From its base by the River Severn in Gloucestershire, the company has just opened a Scottish office in The Moorings co-working suite at the European Marine Science Park.
For the past year, tidal energy technology specialist Sustainable Marine Energy Ltd (SME); the University of Dundee; marine equipment supplier, Gael Force Group; and the Scottish Aquaculture Innovation Centre (SAIC) have explored the feasibility of adapting a rock anchor approach from techniques used in marine energy sites to aquaculture.
With additional support from software provider Optum, the initial testing phase has been successfully completed and the results will allow the group to accurately predict the loads and capacity that rock anchors can bear in field trials. The findings will also enable SME to reduce the amount of material required to manufacture the anchors, leading to a more cost-effective and environmentally friendly product.
In order to help safeguard the planet’s ocean environment, Professor Nicholas Owens has called for investment in research, technology and people, as he launched the Scottish Association for Marine Science’s (SAMS) new five-year strategy( Wednesday 29 July.)
Dr. Matt Davey, who led the creation of the first ever large-scale map of microscopic algae on the snow covered Antarctic coastline – so-called ‘green snow’ – has joined the Scottish Association for Marine Science (SAMS) from the University of Cambridge to continue his research.
Dr Davey said his research could develop further following his move to SAMS, which hosts the Culture Collection of Algae and Protozoa, the UK’s algal library and one of the most diverse collections in the world.
Photo Credit - SAMS
This is the fifth group to start on the Pathfinder Accelerator programme, developed by Highlands and Islands Enterprise (HIE).

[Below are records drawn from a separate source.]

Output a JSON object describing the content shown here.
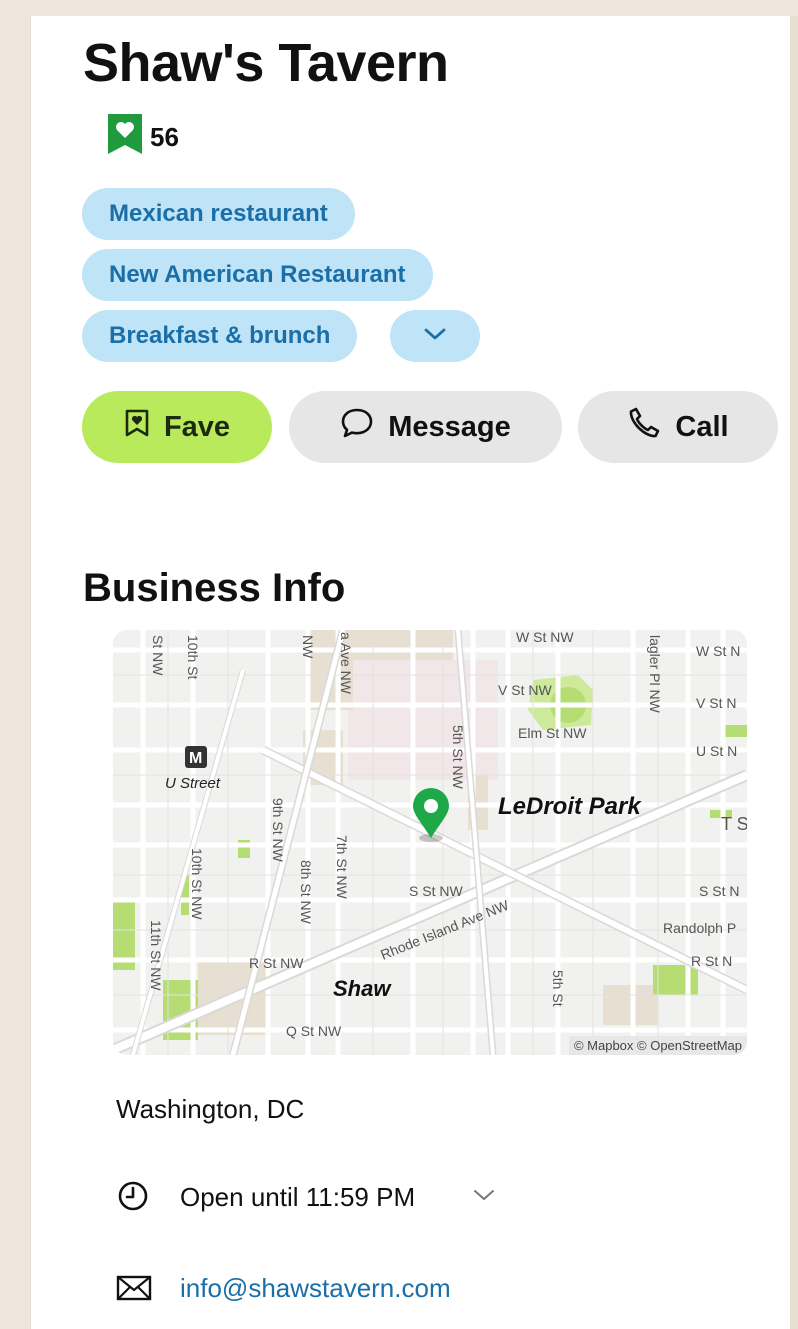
{
  "business": {
    "name": "Shaw's Tavern",
    "faves_count": "56"
  },
  "categories": [
    "Mexican restaurant",
    "New American Restaurant",
    "Breakfast & brunch"
  ],
  "actions": {
    "fave": "Fave",
    "message": "Message",
    "call": "Call"
  },
  "section_title": "Business Info",
  "map": {
    "labels": {
      "ledroit_park": "LeDroit Park",
      "shaw": "Shaw",
      "u_street": "U Street",
      "rhode_island": "Rhode Island Ave NW",
      "elm_st": "Elm St NW",
      "v_st": "V St NW",
      "w_st_top": "W St NW",
      "w_st_right": "W St N",
      "v_st_right": "V St N",
      "u_st_right": "U St N",
      "s_st": "S St NW",
      "s_st_right": "S St N",
      "r_st": "R St NW",
      "r_st_right": "R St N",
      "q_st": "Q St NW",
      "randolph": "Randolph P",
      "t_st": "T S",
      "fifth_st": "5th St NW",
      "ninth_st": "9th St NW",
      "eighth_st": "8th St NW",
      "seventh_st": "7th St NW",
      "tenth_st": "10th St NW",
      "eleventh_st": "11th St NW",
      "ga_ave": "a Ave NW",
      "st_nw_top": "St NW",
      "tenth_top": "10th St",
      "nw_top": "NW",
      "flagler": "lagler Pl NW",
      "fifth_bottom": "5th St",
      "metro": "M"
    },
    "attribution": "© Mapbox © OpenStreetMap"
  },
  "location": "Washington, DC",
  "hours": "Open until 11:59 PM",
  "email": "info@shawstavern.com",
  "colors": {
    "chip_bg": "#bfe3f7",
    "chip_text": "#1a6fa8",
    "fave_bg": "#b8ea5c",
    "pin": "#1fa84a",
    "heart_badge": "#1f9a3c"
  }
}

The programme was planned to be held in Fort William, but with face to face sessions unable to take place due to the COVID-19 crisis, the sessions will now be hosted virtually.
We realise this is a very worrying time for our clients and the wider community, and we are working with our partners and government to ensure we do everything we can to support our region during this crisis.
The research and development project called the Celtic Crustacean Collaboration is being led by Argyll based firm, CuanTec Limited, working with the Scottish Association of Marine Science (SAMS).
Both are based at the European Marine Science Park (EMSP) near Oban. They are working with Versatile Packaging in the Republic of Ireland and with Northern Ireland firm, Kilkeel Seafoods.
Over the next three years the project is expected to lead to the creation of up to 13 new jobs in Argyll.
Photo Credit - with thanks to The Oban Times.
Given Argyll and Bute's strategic location on the west coast and abundant natural resources, there is great potential for the area to become a centre of seaweed farming in Scotland.
SAMS ( Scottish Association for Marine Science) had been commissioned by Argyll and Bute Council, and funded by the European Maritime and Fisheries Fund (EMFF) to bring together information to help provide a template for local seaweed farming.